Yikes. Just yikes. But, remember, it's America the Beautiful, not America the Dystopian.

18 July 2016

It's tough out here

Post-haircut shot. Mission life
is glamorous.
From time to time, the letters from TMFKATB have brought me to tears. Usually it's happened when he's shared an experience that was very similar to something I encountered when I served thirty-plus years ago. I could easily identify with his emotions and so mine were brought close to the surface. Today's letter brought me to tears smack in the middle of the ShopRite. Trust me when I tell you the only time it is justified to cry in that place is when you recognize just how much more we pay for food stuffs here in the 'Stan. It would drive the hardest of souls to tears.  But it wasn't the ridiculous prices that broke me down today, it truly was one of the best letters we've gotten in his nearly two years of service.

The bulk of his letter related the story of the miraculous events that led to the baptism of a Venezuelan family of five. His joy in their happiness and his recognition that he has been but an instrument in God's hands is what sent me into a spasm of tears. He has grown so much during these past two years. It's been amazing to watch.

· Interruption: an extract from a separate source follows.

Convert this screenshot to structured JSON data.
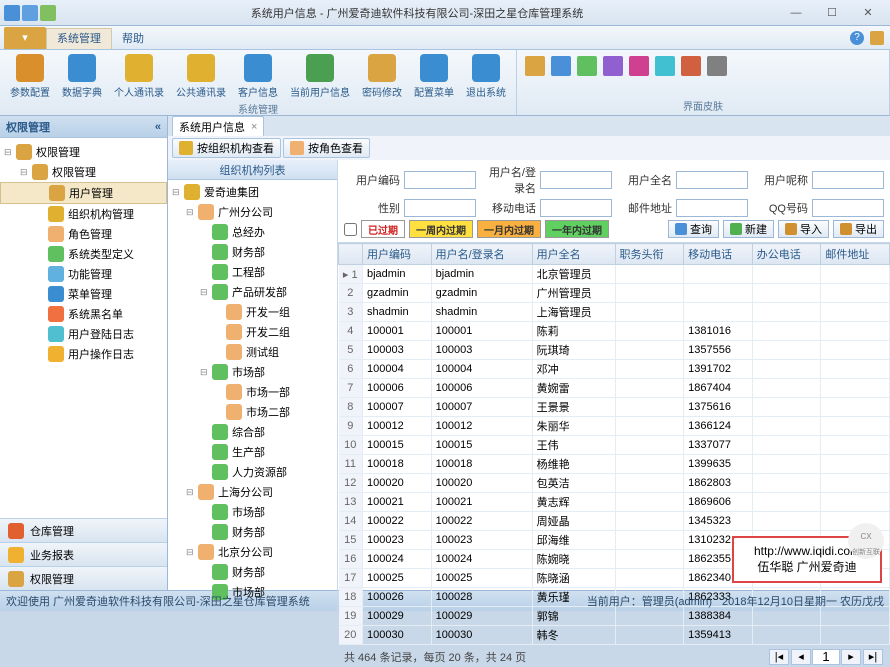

It was a joyous letter but also indicative of that growth I mentioned. At the end of an exchange with me, he wrote:

A recent convert here that I was really close to got arrested and is getting deported this week. He called from jail and asked us to pray for him. His wife is a mess. It was weird for us twenty year olds to comfort them. It's tough out here. Even in America, people suffer.

He's right. It is tough out here and people do suffer here. Yet people continue to come here because as bad as it may be for them, it is far better than what they face in their home countries. The family that TMFKATB and his companion found so much joy in fled Venezuela just a few weeks ago because there is opportunity here.

It may be tough here, but there is hope here. There is opportunity here. There are people that care here. Sometimes they are twenty year olds who may not know exactly what to say but they find a way to bring comfort. There are lots of good people in this country of all stripes who are looking to make it a little less tough. And that is a good thing.